» **Task inputs**
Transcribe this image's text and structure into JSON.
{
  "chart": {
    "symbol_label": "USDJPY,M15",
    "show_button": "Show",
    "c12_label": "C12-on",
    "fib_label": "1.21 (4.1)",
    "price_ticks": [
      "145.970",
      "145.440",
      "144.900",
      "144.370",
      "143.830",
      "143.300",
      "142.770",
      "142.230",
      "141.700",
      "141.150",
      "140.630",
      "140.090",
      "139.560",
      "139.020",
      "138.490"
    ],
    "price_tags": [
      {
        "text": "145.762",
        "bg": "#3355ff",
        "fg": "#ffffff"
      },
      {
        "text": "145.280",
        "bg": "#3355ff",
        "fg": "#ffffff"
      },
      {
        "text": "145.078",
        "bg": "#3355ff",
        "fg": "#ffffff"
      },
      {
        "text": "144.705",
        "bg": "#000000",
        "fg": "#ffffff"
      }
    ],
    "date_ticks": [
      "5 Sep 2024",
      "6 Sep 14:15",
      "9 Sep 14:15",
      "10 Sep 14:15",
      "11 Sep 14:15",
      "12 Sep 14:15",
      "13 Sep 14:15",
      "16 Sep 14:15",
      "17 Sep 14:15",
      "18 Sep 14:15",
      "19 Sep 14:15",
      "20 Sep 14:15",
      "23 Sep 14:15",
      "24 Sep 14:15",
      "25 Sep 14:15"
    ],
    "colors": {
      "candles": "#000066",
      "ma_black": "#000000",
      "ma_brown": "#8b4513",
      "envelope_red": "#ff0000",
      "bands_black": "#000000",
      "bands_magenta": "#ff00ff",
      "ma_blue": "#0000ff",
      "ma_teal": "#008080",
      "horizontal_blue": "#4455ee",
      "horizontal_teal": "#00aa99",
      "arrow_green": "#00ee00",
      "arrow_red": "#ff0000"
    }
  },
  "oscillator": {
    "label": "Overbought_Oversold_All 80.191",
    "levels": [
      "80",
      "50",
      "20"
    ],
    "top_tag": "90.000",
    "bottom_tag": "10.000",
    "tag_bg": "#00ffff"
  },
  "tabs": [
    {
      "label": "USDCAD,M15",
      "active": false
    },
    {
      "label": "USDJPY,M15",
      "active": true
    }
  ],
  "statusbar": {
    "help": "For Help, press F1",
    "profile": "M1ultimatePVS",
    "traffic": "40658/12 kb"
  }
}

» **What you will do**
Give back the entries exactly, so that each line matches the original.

» **Your response**
Transcribe this image's text and structure into JSON.
{
  "chart": {
    "symbol_label": "USDJPY,M15",
    "show_button": "Show",
    "c12_label": "C12-on",
    "fib_label": "1.21 (4.1)",
    "price_ticks": [
      "145.970",
      "145.440",
      "144.900",
      "144.370",
      "143.830",
      "143.300",
      "142.770",
      "142.230",
      "141.700",
      "141.150",
      "140.630",
      "140.090",
      "139.560",
      "139.020",
      "138.490"
    ],
    "price_tags": [
      {
        "text": "145.762",
        "bg": "#3355ff",
        "fg": "#ffffff"
      },
      {
        "text": "145.280",
        "bg": "#3355ff",
        "fg": "#ffffff"
      },
      {
        "text": "145.078",
        "bg": "#3355ff",
        "fg": "#ffffff"
      },
      {
        "text": "144.705",
        "bg": "#000000",
        "fg": "#ffffff"
      }
    ],
    "date_ticks": [
      "5 Sep 2024",
      "6 Sep 14:15",
      "9 Sep 14:15",
      "10 Sep 14:15",
      "11 Sep 14:15",
      "12 Sep 14:15",
      "13 Sep 14:15",
      "16 Sep 14:15",
      "17 Sep 14:15",
      "18 Sep 14:15",
      "19 Sep 14:15",
      "20 Sep 14:15",
      "23 Sep 14:15",
      "24 Sep 14:15",
      "25 Sep 14:15"
    ],
    "colors": {
      "candles": "#000066",
      "ma_black": "#000000",
      "ma_brown": "#8b4513",
      "envelope_red": "#ff0000",
      "bands_black": "#000000",
      "bands_magenta": "#ff00ff",
      "ma_blue": "#0000ff",
      "ma_teal": "#008080",
      "horizontal_blue": "#4455ee",
      "horizontal_teal": "#00aa99",
      "arrow_green": "#00ee00",
      "arrow_red": "#ff0000"
    }
  },
  "oscillator": {
    "label": "Overbought_Oversold_All 80.191",
    "levels": [
      "80",
      "50",
      "20"
    ],
    "top_tag": "90.000",
    "bottom_tag": "10.000",
    "tag_bg": "#00ffff"
  },
  "tabs": [
    {
      "label": "USDCAD,M15",
      "active": false
    },
    {
      "label": "USDJPY,M15",
      "active": true
    }
  ],
  "statusbar": {
    "help": "For Help, press F1",
    "profile": "M1ultimatePVS",
    "traffic": "40658/12 kb"
  }
}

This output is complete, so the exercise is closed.